WHAT IS NEEDED: Among the lines below, how many carry the string "mampu"? Reply with a number and nothing else.

Element data from apps and pages
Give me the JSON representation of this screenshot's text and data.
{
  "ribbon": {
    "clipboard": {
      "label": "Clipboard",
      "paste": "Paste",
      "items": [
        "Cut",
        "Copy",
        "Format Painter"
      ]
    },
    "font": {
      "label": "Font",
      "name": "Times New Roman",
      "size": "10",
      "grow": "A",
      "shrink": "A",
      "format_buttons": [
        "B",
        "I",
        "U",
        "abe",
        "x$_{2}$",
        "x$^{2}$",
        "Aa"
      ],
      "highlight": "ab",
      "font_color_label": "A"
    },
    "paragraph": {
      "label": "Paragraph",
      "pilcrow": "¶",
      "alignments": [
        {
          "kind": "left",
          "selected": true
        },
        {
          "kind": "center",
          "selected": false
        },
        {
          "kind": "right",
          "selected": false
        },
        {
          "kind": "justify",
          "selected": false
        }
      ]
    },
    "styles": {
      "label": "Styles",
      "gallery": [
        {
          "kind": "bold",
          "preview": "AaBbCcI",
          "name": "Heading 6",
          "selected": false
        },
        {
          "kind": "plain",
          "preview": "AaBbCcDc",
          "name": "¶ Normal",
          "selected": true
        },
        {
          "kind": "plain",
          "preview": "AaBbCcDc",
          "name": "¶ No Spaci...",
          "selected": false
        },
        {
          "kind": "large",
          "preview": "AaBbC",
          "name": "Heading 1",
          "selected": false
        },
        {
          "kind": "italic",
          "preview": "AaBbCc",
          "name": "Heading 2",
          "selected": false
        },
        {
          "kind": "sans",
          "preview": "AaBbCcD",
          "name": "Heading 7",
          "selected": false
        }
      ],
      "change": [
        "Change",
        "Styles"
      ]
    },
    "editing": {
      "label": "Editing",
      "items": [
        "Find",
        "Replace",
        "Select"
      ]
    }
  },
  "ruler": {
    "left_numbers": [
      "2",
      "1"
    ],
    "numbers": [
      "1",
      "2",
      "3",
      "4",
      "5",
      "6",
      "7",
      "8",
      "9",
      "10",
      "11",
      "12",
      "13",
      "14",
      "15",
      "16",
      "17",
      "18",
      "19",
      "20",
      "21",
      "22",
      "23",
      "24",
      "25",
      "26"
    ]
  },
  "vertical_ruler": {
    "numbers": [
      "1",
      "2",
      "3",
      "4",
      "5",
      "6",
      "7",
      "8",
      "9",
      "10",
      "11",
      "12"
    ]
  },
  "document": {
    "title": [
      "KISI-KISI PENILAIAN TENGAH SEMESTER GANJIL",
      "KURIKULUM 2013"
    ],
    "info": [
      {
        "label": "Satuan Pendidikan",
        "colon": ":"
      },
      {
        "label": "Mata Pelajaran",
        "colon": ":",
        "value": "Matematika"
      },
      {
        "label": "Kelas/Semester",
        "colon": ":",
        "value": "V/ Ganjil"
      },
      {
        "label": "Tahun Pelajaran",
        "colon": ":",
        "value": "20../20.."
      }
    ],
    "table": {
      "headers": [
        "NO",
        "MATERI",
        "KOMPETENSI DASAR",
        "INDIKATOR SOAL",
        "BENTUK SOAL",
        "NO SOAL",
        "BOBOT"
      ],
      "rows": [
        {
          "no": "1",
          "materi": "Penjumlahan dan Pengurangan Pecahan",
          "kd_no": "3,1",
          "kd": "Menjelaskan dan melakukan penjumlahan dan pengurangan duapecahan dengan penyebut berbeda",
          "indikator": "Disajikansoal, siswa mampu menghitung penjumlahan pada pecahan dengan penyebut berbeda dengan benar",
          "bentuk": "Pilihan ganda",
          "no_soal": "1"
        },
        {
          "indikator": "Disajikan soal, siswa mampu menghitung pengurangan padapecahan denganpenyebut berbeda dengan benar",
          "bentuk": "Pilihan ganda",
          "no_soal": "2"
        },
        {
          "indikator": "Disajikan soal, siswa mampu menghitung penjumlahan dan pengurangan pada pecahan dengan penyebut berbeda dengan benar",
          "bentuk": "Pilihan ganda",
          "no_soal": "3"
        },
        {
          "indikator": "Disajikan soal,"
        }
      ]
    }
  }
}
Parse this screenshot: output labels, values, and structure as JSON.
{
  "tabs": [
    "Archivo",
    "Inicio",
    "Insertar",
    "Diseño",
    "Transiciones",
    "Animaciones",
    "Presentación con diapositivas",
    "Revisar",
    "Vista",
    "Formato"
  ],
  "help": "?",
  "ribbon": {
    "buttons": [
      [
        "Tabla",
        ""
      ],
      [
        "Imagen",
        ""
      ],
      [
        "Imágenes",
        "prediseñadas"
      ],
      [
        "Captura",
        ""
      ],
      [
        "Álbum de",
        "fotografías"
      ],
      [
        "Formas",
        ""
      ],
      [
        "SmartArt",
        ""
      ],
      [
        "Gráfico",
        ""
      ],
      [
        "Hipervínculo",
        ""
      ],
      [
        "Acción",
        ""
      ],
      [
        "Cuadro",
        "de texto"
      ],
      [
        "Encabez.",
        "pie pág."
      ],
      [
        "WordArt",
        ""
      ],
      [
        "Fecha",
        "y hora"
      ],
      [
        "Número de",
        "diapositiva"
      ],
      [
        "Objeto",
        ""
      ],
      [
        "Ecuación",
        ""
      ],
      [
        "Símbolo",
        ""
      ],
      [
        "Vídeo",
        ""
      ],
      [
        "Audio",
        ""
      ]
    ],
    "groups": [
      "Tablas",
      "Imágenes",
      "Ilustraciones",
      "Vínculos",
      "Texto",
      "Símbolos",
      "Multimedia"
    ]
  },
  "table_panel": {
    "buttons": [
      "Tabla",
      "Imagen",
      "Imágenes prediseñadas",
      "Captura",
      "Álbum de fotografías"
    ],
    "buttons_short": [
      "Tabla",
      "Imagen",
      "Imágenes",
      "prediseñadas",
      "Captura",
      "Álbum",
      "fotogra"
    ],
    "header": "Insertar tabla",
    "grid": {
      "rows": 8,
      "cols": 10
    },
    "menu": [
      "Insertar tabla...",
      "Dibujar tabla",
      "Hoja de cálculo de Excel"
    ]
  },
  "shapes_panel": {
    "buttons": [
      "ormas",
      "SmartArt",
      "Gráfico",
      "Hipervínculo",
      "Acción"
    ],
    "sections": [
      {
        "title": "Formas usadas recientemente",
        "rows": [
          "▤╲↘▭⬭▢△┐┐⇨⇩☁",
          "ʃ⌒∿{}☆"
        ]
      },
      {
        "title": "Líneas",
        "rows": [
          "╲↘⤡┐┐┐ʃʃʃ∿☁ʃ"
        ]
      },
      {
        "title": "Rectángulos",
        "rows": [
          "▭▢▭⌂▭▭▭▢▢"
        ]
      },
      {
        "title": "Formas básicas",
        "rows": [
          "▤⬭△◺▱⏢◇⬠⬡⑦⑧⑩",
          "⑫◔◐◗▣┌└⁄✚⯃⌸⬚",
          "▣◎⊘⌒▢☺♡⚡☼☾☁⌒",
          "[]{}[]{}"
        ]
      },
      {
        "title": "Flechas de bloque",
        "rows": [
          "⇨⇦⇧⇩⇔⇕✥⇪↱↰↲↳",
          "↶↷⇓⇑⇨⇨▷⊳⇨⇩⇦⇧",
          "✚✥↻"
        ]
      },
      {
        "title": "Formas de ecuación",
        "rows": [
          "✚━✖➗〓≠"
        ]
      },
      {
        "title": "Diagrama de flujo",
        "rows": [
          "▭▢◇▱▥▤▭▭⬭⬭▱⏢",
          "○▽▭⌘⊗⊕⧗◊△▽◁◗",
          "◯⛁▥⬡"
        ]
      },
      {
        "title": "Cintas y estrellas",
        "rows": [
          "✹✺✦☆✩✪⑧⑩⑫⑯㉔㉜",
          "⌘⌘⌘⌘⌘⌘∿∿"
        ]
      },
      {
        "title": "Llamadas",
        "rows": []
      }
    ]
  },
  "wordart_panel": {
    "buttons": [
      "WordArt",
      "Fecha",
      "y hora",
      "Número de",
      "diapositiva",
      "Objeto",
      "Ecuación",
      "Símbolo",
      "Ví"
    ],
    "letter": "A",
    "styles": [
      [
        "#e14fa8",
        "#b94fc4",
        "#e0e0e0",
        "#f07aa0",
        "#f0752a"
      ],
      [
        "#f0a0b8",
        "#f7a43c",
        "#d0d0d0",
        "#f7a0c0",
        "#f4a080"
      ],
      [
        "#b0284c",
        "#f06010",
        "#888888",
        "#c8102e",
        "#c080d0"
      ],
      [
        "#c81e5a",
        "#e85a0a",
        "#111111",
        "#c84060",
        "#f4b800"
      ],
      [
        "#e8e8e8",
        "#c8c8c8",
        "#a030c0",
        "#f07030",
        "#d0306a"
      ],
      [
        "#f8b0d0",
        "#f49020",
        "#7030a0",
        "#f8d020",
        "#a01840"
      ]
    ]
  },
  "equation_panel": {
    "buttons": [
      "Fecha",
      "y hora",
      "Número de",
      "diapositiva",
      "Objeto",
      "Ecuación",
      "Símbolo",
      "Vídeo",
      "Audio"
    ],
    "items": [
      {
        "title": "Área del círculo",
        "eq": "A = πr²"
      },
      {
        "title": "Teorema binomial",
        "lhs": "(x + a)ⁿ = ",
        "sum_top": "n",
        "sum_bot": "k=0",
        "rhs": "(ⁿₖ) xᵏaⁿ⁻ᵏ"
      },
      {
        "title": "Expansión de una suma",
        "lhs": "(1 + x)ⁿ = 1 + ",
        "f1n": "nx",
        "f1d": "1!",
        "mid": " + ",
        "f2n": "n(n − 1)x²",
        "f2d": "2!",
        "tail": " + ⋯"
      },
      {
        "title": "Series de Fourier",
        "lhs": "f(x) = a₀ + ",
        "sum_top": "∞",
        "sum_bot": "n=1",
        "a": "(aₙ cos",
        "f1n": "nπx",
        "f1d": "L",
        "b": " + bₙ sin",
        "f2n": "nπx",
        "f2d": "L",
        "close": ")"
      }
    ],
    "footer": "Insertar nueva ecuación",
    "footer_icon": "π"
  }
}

TASK RESPONSE: 3